■ **Assignment**: For this exercise, restate the data below with no change at all.

______________________________

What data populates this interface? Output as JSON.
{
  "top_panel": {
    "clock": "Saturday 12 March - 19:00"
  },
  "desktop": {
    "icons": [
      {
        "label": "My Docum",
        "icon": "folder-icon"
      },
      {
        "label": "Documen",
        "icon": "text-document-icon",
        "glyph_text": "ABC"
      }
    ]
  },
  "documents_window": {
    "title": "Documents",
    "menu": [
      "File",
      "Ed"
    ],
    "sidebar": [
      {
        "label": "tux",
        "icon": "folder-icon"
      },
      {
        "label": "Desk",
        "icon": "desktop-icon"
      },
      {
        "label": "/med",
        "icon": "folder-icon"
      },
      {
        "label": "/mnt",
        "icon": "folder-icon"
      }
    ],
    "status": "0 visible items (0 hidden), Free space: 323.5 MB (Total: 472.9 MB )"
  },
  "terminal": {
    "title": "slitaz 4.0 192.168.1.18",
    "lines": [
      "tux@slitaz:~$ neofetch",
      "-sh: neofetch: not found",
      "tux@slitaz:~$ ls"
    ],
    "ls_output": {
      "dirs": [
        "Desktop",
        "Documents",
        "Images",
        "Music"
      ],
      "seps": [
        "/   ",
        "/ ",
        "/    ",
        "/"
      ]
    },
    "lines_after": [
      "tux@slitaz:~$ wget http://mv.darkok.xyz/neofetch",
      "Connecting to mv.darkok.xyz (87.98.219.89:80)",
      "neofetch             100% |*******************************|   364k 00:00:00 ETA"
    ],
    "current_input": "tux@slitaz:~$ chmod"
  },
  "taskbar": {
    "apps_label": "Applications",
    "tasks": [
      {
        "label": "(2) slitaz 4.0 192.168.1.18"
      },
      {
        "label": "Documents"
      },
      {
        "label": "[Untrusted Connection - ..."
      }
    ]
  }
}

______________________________

■ **Answer to the problem**:
What data populates this interface? Output as JSON.
{
  "top_panel": {
    "clock": "Saturday 12 March - 19:00"
  },
  "desktop": {
    "icons": [
      {
        "label": "My Docum",
        "icon": "folder-icon"
      },
      {
        "label": "Documen",
        "icon": "text-document-icon",
        "glyph_text": "ABC"
      }
    ]
  },
  "documents_window": {
    "title": "Documents",
    "menu": [
      "File",
      "Ed"
    ],
    "sidebar": [
      {
        "label": "tux",
        "icon": "folder-icon"
      },
      {
        "label": "Desk",
        "icon": "desktop-icon"
      },
      {
        "label": "/med",
        "icon": "folder-icon"
      },
      {
        "label": "/mnt",
        "icon": "folder-icon"
      }
    ],
    "status": "0 visible items (0 hidden), Free space: 323.5 MB (Total: 472.9 MB )"
  },
  "terminal": {
    "title": "slitaz 4.0 192.168.1.18",
    "lines": [
      "tux@slitaz:~$ neofetch",
      "-sh: neofetch: not found",
      "tux@slitaz:~$ ls"
    ],
    "ls_output": {
      "dirs": [
        "Desktop",
        "Documents",
        "Images",
        "Music"
      ],
      "seps": [
        "/   ",
        "/ ",
        "/    ",
        "/"
      ]
    },
    "lines_after": [
      "tux@slitaz:~$ wget http://mv.darkok.xyz/neofetch",
      "Connecting to mv.darkok.xyz (87.98.219.89:80)",
      "neofetch             100% |*******************************|   364k 00:00:00 ETA"
    ],
    "current_input": "tux@slitaz:~$ chmod"
  },
  "taskbar": {
    "apps_label": "Applications",
    "tasks": [
      {
        "label": "(2) slitaz 4.0 192.168.1.18"
      },
      {
        "label": "Documents"
      },
      {
        "label": "[Untrusted Connection - ..."
      }
    ]
  }
}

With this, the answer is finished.